The size of Saturday's tremor is smaller than the earthquakes registered as a result of all of North Korea's six nuclear tests.
The site, run by the U.S. -Korea Institute at Johns Hopkins University's School of Advanced International Studies, added the bomb's 250-kiloton yield was close to what it previously determined was the maximum that could be contained by the test site.
The administration said in a statement on its website that the quake, which occurred around 0830 GMT, was recorded a depth of zero kilometres.
The United Nations Security Council, including permanent member Beijing, approved tough sanctions against Pyongyang last week in response to its sixth and most powerful nuclear test.

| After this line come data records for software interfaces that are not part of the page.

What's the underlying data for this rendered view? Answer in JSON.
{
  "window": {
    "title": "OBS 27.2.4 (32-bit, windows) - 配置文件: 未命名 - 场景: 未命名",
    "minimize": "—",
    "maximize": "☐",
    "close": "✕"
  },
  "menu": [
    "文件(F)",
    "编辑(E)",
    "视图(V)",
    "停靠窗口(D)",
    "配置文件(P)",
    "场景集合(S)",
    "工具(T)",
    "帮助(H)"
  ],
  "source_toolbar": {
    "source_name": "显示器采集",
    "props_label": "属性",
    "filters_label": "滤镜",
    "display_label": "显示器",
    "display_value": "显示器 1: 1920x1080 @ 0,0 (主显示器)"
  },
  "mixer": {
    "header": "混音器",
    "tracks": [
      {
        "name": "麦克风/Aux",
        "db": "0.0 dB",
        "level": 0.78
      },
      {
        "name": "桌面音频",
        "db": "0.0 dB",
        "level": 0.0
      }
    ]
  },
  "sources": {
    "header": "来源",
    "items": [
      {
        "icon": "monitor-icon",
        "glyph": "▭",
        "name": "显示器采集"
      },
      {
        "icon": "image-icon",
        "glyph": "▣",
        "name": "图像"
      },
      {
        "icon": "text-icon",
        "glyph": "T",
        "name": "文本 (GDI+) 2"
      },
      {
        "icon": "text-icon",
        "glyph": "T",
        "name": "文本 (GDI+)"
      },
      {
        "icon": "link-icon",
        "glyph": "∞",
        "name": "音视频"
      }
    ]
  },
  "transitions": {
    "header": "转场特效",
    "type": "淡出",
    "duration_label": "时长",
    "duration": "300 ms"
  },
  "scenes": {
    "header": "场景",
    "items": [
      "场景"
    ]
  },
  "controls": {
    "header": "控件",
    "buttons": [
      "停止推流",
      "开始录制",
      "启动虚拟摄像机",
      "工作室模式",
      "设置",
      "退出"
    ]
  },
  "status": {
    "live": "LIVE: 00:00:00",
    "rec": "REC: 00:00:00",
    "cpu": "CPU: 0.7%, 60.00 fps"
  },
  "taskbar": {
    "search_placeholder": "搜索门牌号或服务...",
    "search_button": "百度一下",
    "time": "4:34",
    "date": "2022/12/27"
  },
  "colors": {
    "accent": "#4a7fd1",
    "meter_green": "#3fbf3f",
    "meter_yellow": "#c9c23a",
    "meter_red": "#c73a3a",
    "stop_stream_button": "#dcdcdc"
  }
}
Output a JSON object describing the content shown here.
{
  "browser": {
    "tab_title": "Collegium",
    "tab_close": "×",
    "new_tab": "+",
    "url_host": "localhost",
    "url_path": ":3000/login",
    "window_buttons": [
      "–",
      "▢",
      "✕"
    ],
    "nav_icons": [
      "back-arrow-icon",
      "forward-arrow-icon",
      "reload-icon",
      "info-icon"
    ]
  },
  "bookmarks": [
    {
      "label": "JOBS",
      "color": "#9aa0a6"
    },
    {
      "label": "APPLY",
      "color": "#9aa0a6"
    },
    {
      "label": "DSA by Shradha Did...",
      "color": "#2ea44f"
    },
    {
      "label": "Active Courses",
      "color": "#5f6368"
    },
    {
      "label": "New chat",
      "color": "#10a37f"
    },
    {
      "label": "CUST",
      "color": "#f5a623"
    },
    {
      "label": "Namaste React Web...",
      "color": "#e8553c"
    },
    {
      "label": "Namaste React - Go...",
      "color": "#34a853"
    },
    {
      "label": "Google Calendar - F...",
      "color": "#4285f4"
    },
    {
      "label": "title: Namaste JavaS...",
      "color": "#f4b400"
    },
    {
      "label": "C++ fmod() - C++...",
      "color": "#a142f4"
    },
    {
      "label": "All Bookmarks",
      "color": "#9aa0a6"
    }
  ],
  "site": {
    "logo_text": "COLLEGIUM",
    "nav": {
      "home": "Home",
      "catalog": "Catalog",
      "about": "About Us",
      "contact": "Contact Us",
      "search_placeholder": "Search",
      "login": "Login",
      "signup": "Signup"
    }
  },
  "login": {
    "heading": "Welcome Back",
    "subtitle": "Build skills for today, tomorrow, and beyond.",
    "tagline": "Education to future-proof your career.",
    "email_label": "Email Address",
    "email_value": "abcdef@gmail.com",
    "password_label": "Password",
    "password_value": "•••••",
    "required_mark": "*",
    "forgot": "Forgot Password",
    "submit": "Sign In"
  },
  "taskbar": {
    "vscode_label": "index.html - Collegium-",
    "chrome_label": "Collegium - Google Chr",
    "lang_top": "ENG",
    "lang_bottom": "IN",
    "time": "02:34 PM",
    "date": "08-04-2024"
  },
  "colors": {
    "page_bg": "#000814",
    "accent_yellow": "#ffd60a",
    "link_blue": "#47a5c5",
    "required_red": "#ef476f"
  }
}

Exports of refined petroleum to the North will be limited to 2 million barrels per year and sales of liquefied natural gas banned completely effective 1 January, China's commerce ministry said.
While the cause remains unknown, alternative explanations suggested by North Korea analysts include tunnel collapses at the testing site.
- President Donald Trump ordered new sanctions on Thursday that open the door wider to blacklisting people and entities doing business with North Korea, further tightening the screws on Pyongyang's nuclear and missile programs.
"The new sanctions set a cap on crude and refined oil exports to North Korea at 8.5 million barrels per year, which represents a 30 percent reduction, according to USA officials". Its leaders say nuclear capabilities are its only deterrent against an outside world seeking to destroy it.
European Union ambassadors have reached an initial agreement to impose more economic sanctions on North Korea, going beyond the latest round of United Nations measures, officials and diplomats said on Thursday.